Meldonium is manufactured in Latvia for patients with chest pain but is not FDA approved.
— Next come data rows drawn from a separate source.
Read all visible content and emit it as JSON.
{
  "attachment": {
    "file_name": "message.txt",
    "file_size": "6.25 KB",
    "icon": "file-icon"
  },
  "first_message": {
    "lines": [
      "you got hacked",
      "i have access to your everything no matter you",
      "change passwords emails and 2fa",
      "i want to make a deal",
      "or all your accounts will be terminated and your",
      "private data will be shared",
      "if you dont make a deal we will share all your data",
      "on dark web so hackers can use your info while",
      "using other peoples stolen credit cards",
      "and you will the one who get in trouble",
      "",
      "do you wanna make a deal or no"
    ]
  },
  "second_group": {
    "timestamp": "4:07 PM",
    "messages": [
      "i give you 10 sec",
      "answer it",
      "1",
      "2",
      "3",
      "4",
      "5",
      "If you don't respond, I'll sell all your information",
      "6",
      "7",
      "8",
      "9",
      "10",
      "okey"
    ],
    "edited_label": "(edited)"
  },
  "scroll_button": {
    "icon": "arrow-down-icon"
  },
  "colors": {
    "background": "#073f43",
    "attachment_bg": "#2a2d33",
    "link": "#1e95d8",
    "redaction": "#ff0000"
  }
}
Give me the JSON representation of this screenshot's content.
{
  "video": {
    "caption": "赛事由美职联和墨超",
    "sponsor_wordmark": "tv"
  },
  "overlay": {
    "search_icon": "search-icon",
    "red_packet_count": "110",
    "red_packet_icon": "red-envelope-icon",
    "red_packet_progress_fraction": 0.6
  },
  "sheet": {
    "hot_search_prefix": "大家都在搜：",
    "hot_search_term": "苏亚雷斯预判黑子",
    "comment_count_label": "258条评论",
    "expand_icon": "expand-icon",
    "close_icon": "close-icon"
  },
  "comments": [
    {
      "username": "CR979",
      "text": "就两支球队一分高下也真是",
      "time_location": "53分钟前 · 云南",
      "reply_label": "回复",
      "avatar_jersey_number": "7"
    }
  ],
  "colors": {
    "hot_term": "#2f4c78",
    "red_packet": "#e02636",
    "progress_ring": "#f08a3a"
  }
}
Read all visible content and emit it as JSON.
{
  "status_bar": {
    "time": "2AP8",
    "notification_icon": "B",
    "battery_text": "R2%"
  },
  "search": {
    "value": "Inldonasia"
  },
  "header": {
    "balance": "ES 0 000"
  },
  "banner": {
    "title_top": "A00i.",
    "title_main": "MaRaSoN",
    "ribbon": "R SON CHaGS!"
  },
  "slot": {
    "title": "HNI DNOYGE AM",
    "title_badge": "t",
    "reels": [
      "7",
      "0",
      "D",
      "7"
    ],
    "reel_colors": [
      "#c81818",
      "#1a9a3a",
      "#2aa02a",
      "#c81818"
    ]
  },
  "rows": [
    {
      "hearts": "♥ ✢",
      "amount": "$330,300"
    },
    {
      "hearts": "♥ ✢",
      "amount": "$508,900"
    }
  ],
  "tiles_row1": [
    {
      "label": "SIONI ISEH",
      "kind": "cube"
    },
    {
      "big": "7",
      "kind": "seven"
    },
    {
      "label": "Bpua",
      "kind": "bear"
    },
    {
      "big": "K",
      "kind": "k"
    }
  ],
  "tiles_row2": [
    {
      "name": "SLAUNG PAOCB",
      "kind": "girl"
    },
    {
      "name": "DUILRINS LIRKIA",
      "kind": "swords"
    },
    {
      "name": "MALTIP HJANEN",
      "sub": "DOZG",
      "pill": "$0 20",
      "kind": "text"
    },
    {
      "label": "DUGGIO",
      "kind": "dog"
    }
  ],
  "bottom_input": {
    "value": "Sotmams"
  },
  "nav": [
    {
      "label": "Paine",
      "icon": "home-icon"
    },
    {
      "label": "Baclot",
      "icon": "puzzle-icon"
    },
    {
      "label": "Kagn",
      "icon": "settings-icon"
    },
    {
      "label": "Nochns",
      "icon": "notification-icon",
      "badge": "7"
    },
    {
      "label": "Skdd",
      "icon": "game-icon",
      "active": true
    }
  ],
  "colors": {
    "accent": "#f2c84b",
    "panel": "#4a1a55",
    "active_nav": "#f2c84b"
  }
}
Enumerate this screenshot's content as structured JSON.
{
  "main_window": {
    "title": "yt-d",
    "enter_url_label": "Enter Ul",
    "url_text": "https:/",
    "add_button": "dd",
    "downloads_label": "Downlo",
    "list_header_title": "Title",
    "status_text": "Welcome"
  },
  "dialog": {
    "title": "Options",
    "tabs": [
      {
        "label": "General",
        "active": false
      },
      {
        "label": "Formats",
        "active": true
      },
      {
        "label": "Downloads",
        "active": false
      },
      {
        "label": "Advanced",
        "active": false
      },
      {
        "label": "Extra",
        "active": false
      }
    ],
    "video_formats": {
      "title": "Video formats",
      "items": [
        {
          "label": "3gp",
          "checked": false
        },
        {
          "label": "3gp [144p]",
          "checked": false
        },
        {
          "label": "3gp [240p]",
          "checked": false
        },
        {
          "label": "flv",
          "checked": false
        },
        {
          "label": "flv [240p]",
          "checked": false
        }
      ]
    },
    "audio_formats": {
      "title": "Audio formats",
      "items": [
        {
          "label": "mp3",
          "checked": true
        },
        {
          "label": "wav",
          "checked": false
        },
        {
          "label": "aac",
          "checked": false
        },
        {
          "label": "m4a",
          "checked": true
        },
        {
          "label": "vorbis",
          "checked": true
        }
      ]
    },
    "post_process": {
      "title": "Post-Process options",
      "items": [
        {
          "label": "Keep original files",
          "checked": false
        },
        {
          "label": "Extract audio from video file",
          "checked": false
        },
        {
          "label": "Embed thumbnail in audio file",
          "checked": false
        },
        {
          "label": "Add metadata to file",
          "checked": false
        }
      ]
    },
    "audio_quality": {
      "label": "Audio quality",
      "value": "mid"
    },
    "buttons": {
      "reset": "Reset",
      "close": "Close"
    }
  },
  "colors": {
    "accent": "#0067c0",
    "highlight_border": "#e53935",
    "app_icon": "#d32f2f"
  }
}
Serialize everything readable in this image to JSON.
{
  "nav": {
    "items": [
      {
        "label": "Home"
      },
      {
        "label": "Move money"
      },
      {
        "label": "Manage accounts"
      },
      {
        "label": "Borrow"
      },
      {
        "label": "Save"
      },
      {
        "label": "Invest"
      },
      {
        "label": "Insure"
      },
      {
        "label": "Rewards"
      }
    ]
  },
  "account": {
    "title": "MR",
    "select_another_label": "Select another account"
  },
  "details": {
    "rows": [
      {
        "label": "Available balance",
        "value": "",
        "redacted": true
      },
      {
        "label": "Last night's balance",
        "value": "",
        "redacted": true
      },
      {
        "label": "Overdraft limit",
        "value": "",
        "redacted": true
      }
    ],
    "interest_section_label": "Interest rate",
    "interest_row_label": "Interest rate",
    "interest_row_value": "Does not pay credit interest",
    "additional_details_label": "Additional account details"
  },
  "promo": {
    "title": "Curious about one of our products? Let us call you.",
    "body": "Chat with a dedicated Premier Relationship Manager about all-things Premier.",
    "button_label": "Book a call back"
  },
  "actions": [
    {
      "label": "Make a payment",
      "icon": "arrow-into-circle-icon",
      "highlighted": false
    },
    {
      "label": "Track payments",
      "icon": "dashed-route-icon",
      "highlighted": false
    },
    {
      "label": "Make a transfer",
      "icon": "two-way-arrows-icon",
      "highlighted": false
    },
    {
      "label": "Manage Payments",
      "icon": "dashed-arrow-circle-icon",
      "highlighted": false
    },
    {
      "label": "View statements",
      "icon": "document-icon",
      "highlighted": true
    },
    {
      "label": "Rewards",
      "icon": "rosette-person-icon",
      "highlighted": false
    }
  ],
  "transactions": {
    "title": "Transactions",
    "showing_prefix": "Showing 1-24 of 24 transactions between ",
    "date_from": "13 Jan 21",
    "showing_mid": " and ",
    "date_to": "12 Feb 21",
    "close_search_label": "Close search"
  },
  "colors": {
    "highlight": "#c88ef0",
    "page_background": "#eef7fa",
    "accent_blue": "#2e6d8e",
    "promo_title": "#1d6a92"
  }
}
When you are vigorously exercising and your muscles start to run low on oxygen, you end up using anaerobic metabolism to turn your fatty acids into energy making less energy and creating lactic acid.  This makes you feel lethargic and gives you muscle aches when you are done.  Meldonium makes the heart and muscles use glucose instead of fatty acids and it takes less oxygen to convert glucose into energy so you are less likely to get fatigued and recover faster.  This is the same idea as Lance Armstrong who reportedly used erythropoietin to make more red blood cells so he could deliver more oxygen to the muscles.

The rules banning meldonium just went into effect January 1st. Before the drug was banned, the world anti-doping agency tested over 8000 urine samples just to see what athletes were taking, 2.2% of samples contained meldonium and more alarming, 17% of samples from Russian athletes contained meldonium.  Since the ban, 12 athletes have tested positive including 10 from former Soviet countries, mostly Russia.  Meldonium is not FDA approved so doctors in the United States should not be able to write for them.  Since Maria Sharapova reportedly lives most in the United States most of the time it is unclear why she would be given a Latvian drug for a potential heart ailment instead of one of the proven therapies we have available here and her heart ailment was supposedly due to a short term complication of the flu which makes it hard to support use 10 years later.  We are likely to see several other athletes test positive over the next few months before the consequences of testing positive suppresses it.

Meldonium isn’t FDA approved or very well studied so the risks are not well known.  However, by forcing muscles to use glucose instead of fatty acids for energy could lead to hypoglycemia which could be fatal because the brain only uses glucose for energy.

Dr. Michael White, UConn School of Pharmacy